* [DIRECTIONS]: State the number of lines in the following data that contain the string "title", and nothing else.

[[ DATA PROVIDED, beginning ]]

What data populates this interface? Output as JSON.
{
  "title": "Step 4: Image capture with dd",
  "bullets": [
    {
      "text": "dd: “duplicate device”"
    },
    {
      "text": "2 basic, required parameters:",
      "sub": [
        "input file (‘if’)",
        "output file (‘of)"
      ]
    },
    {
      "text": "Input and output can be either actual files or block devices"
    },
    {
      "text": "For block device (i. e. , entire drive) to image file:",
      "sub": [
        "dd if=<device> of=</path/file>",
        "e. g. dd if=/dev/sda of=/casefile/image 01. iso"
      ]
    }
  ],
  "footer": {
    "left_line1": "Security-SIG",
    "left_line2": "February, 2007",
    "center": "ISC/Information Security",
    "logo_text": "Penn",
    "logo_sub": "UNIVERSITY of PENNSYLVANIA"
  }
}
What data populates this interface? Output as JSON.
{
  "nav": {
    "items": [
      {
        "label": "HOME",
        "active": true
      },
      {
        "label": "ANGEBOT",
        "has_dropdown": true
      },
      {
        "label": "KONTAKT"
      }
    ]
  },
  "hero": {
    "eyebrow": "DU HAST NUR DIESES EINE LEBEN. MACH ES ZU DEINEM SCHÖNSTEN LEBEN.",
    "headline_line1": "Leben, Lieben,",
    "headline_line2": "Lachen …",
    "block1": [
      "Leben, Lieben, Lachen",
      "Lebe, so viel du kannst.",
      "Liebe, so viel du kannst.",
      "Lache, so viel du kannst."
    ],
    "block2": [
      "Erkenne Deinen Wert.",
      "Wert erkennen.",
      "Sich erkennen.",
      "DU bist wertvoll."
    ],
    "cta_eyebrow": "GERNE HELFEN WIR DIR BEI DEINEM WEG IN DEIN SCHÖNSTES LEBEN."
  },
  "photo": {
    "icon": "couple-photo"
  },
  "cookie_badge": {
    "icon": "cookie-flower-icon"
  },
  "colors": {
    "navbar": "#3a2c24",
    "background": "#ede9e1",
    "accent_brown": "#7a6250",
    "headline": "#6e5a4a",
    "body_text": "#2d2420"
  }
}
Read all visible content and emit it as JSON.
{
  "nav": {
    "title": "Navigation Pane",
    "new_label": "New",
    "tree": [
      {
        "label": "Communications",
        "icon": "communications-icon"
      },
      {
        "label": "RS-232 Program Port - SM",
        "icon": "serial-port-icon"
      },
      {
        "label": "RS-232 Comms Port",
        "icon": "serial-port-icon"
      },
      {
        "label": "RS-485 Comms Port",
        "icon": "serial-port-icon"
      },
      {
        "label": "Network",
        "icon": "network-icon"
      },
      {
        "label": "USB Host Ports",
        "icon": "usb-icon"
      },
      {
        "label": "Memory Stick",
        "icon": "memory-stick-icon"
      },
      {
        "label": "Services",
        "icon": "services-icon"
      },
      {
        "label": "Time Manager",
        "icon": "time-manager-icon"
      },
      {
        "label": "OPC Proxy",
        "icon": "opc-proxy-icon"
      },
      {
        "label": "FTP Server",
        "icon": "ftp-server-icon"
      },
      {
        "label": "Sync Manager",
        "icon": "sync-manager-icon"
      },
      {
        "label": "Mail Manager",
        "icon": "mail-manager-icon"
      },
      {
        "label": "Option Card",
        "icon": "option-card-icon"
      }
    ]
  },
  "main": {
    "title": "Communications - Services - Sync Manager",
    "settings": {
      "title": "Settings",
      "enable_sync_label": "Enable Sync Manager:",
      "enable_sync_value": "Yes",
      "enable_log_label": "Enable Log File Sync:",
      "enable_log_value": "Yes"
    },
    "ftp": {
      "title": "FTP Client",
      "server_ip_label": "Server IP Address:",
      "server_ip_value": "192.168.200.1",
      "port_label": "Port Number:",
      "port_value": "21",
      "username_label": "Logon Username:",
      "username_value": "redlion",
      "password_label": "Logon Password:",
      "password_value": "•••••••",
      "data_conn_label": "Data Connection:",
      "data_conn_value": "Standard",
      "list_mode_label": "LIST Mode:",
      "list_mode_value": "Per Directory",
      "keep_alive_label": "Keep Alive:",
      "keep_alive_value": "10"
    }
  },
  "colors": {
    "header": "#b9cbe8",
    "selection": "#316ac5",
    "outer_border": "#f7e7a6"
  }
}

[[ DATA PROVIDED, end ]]

* [EXPECTED ANSWER]: 5